Do not use the optional parameter for bp (break page). Use only positive values for sp (vertical space). Don't define a macro (de) with the same name as a macro in this or the mdoc macro package with a different meaning; it's likely that such redefinitions will be ignored. Every positive indent (in) should be paired with a matching negative indent (although you should be using the RS and RE macros instead). The condition test (if,ie) should only have 't' or 'n' as the condition. Only translations (tr) that can be ignored should be used. Font changes (ft and the \f escape sequence) should only have the values 1, 2, 3, 4, R, I, B, P, or CW (the ft command may also have no parameters).

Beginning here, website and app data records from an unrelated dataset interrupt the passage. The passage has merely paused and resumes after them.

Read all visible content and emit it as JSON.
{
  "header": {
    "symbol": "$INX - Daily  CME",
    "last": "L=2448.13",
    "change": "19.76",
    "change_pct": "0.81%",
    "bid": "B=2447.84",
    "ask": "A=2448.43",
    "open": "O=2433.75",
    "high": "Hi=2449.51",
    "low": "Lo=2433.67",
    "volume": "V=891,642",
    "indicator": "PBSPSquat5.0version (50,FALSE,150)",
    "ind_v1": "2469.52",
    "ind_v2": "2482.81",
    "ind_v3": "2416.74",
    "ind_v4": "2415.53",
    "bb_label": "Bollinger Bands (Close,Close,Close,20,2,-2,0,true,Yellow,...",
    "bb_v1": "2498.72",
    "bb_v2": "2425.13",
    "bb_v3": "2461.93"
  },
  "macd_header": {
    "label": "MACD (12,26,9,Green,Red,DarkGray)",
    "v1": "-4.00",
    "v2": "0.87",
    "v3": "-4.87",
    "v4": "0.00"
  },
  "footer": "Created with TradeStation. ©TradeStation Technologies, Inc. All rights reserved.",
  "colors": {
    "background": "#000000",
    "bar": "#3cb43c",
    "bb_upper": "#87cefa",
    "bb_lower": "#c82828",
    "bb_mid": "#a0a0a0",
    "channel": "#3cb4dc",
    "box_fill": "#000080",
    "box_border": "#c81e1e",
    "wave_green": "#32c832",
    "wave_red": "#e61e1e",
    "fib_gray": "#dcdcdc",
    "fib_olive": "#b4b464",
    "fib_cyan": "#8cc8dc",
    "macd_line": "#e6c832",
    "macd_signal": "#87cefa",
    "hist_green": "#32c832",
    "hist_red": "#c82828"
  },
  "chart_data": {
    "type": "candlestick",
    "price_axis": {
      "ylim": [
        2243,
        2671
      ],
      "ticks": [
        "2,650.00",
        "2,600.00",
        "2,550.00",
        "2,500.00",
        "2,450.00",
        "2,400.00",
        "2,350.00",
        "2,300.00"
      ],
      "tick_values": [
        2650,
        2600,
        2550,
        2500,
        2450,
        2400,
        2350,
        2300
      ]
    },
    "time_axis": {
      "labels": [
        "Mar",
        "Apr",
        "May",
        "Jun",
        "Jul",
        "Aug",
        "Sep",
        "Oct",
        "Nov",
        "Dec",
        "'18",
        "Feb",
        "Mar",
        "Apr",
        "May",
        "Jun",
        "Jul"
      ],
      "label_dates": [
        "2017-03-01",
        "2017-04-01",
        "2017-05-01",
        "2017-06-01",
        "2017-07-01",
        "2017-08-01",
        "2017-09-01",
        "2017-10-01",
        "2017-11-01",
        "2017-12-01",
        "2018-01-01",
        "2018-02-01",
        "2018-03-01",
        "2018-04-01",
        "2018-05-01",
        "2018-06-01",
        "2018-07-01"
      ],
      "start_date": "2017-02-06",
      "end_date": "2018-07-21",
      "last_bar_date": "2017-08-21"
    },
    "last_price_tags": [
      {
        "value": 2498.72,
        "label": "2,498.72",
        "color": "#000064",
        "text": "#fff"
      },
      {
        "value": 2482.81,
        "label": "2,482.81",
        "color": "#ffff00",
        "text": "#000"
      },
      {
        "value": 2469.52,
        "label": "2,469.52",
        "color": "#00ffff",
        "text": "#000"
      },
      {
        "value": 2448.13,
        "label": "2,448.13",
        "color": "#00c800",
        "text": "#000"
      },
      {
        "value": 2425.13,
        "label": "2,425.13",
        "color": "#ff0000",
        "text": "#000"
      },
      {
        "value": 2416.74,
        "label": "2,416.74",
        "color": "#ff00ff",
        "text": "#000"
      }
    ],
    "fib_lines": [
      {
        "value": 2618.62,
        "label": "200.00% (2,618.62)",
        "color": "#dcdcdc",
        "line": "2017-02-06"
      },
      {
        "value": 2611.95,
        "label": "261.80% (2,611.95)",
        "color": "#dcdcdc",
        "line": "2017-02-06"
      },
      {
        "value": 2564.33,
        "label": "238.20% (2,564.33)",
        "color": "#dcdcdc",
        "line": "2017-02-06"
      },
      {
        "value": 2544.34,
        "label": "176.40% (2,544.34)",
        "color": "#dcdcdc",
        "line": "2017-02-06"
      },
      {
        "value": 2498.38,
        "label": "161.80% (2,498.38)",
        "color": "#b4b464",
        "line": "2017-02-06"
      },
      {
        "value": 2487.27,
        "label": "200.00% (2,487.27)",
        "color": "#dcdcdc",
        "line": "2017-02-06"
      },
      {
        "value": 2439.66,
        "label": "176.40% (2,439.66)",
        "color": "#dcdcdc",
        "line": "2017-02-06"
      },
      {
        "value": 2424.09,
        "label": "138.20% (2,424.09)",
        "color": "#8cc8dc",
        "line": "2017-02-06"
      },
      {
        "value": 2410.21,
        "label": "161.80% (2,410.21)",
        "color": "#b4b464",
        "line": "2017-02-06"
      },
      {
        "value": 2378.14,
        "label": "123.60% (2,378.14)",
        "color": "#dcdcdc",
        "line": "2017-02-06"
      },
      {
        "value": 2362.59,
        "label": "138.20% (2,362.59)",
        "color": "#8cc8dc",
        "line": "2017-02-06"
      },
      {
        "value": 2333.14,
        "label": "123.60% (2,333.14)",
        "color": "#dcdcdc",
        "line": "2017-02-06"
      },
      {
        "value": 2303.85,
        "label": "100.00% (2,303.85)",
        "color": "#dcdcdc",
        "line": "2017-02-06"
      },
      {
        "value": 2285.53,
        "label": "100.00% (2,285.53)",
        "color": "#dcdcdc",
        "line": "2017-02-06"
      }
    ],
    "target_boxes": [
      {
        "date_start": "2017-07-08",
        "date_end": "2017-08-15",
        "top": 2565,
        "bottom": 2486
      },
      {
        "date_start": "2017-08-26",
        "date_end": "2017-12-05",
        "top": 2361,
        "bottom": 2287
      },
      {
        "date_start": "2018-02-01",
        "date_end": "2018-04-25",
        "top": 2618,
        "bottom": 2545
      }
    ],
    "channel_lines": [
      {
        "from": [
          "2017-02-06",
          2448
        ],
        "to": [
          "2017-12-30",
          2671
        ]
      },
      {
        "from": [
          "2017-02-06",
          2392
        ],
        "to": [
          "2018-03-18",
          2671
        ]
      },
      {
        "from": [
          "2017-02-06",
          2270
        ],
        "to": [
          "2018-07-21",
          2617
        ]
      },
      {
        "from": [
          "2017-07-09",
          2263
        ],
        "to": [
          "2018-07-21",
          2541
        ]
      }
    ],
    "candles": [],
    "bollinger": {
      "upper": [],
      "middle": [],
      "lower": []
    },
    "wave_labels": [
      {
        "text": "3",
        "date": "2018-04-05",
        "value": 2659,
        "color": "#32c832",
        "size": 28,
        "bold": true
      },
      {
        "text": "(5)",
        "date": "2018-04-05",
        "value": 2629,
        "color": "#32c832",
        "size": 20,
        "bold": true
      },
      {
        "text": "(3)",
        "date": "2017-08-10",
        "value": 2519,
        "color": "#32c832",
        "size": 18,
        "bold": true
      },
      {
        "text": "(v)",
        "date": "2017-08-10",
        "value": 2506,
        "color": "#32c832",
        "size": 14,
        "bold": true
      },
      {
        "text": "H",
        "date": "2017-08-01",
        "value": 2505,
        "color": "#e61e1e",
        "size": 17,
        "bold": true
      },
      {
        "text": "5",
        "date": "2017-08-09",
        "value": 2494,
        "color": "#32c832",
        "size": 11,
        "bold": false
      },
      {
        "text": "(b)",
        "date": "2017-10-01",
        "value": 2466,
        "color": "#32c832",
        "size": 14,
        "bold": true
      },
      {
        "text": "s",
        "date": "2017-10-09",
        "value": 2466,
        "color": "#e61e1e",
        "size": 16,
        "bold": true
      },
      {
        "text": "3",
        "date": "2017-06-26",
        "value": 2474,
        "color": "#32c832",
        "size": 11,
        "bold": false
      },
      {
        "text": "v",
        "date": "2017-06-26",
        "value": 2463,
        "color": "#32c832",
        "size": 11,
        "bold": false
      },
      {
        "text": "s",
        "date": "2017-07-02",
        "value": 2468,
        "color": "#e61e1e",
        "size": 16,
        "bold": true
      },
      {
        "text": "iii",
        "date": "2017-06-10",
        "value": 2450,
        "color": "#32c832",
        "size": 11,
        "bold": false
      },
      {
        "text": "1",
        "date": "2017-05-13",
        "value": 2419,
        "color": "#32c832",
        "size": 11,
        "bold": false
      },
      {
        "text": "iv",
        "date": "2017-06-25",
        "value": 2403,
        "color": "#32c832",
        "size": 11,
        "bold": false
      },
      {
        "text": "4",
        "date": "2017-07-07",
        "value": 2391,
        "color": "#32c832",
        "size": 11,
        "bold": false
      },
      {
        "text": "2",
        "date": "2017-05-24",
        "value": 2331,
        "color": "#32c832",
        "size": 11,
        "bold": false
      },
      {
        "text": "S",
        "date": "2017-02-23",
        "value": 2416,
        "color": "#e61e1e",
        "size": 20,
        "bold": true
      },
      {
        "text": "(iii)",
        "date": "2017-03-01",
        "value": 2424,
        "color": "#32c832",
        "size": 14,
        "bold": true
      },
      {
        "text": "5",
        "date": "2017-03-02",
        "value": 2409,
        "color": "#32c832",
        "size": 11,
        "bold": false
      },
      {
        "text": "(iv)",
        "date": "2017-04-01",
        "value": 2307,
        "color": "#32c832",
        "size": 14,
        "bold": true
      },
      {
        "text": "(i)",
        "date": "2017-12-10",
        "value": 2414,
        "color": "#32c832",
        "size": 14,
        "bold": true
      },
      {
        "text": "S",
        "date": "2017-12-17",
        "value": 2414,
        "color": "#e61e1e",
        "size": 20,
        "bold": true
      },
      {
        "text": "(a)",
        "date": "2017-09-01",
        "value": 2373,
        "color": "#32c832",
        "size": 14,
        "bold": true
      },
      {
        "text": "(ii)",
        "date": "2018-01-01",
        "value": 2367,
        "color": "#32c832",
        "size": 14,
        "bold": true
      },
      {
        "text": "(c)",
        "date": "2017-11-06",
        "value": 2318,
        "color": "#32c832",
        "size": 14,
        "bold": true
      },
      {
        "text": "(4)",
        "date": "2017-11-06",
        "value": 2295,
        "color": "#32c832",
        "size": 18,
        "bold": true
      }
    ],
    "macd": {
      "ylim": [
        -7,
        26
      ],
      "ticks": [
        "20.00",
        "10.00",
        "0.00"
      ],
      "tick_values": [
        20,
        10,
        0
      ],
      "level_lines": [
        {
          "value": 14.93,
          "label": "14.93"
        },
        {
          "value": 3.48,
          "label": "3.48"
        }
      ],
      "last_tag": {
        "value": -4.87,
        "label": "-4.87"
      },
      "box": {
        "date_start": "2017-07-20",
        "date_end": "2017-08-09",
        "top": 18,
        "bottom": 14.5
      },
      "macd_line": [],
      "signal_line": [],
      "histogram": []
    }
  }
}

If you use capabilities beyond these, check the results carefully on several tools. Once you've confirmed that the additional capability is safe, let the maintainer of this document know about the safe command or sequence that should be added to this list.
Tools processing these files should open the file and examine the first nonwhitespace character. A period (.) or single quote (') at the beginning of a line indicates a troff-based file (such as man or mdoc). A left angle bracket (<) indicates an SGML/XML-based file (such as HTML or Docbook). Anything else suggests simple ASCII text (e.g., a "catman" result).
Many man pages begin with '\" followed by a space and a list of characters, indicating how the page is to be preprocessed. For portability's sake to non-troff translators we recommend that you avoid using anything other than tbl(1), and Linux can detect that automatically. However, you might want to include this information so your man page can be handled by other (less capable) systems. Here are the definitions of the preprocessors invoked by these characters:
The Sun macro TX is not implemented.